The Genetic Information Nondiscrimination Act (GINA) prohibits discrimination on the basis of genetic information. A covered entity may not request, require, or purchase genetic information of an individual or family member of the individual. However, the prohibition against requesting, requiring, or purchasing genetic information does not apply if the covered entity inadvertently requests or requires genetic information.
To prevent a GINA violation, the federal regulations provide a disclosure covered entities may use. This disclosure ensures that any requested genetic information was inadvertent, and therefore, not in violation of GINA. The regulations state:
- “The Genetic Information Nondiscrimination Act of 2008 (GINA) prohibits employers and other entities covered by GINA Title II from requesting or requiring genetic information of an individual or family member of the individual, except as specifically allowed by this law. To comply with this law, we are asking that you not provide any genetic information when responding to this request for medical information. ‘Genetic information’ as defined by GINA, includes an individual's family medical history, the results of an individual's or family member's genetic tests, the fact that an individual or an individual's family member sought or received genetic services, and genetic information of a fetus carried by an individual or an individual's family member or an embryo lawfully held by an individual or family member receiving assistive reproductive services.” 29 C.F.R. §1635.8
Covered entities should include the above quoted disclosure language when requesting any medical information including, but not limited to, FMLA medical certification forms and requests for documentation surrounding an employee’s need for an accommodation.

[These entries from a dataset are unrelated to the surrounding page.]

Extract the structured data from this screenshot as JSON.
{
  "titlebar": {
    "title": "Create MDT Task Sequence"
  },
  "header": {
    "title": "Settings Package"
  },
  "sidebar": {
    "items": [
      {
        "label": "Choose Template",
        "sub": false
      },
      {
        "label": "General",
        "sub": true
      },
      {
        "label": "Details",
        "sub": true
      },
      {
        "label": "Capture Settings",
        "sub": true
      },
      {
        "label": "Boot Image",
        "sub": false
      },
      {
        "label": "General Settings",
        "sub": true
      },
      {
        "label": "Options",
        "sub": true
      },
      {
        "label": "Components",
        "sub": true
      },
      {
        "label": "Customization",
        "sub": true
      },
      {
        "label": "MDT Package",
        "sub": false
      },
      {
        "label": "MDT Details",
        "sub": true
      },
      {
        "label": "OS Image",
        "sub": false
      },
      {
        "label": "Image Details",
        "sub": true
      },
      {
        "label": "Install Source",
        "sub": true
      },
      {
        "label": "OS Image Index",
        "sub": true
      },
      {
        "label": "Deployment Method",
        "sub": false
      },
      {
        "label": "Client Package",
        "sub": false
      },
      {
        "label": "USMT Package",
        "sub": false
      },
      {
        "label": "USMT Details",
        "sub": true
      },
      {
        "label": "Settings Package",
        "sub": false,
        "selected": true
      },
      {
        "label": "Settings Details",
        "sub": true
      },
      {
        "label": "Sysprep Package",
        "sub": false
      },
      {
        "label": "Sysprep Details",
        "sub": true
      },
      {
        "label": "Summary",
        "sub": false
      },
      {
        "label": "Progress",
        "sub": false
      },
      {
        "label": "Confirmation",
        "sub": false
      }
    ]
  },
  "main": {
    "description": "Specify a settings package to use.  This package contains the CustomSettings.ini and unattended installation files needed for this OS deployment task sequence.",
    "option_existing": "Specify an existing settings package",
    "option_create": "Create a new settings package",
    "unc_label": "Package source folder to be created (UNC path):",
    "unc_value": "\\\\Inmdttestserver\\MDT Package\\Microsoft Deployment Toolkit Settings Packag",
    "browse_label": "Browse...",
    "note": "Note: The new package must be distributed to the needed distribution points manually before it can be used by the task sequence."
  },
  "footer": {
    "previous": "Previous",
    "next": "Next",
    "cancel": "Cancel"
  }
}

For more information on the Genetic Information Nondiscrimination Act of 2008 visit: https://www.genome.gov/10002077/gene...iscrimination/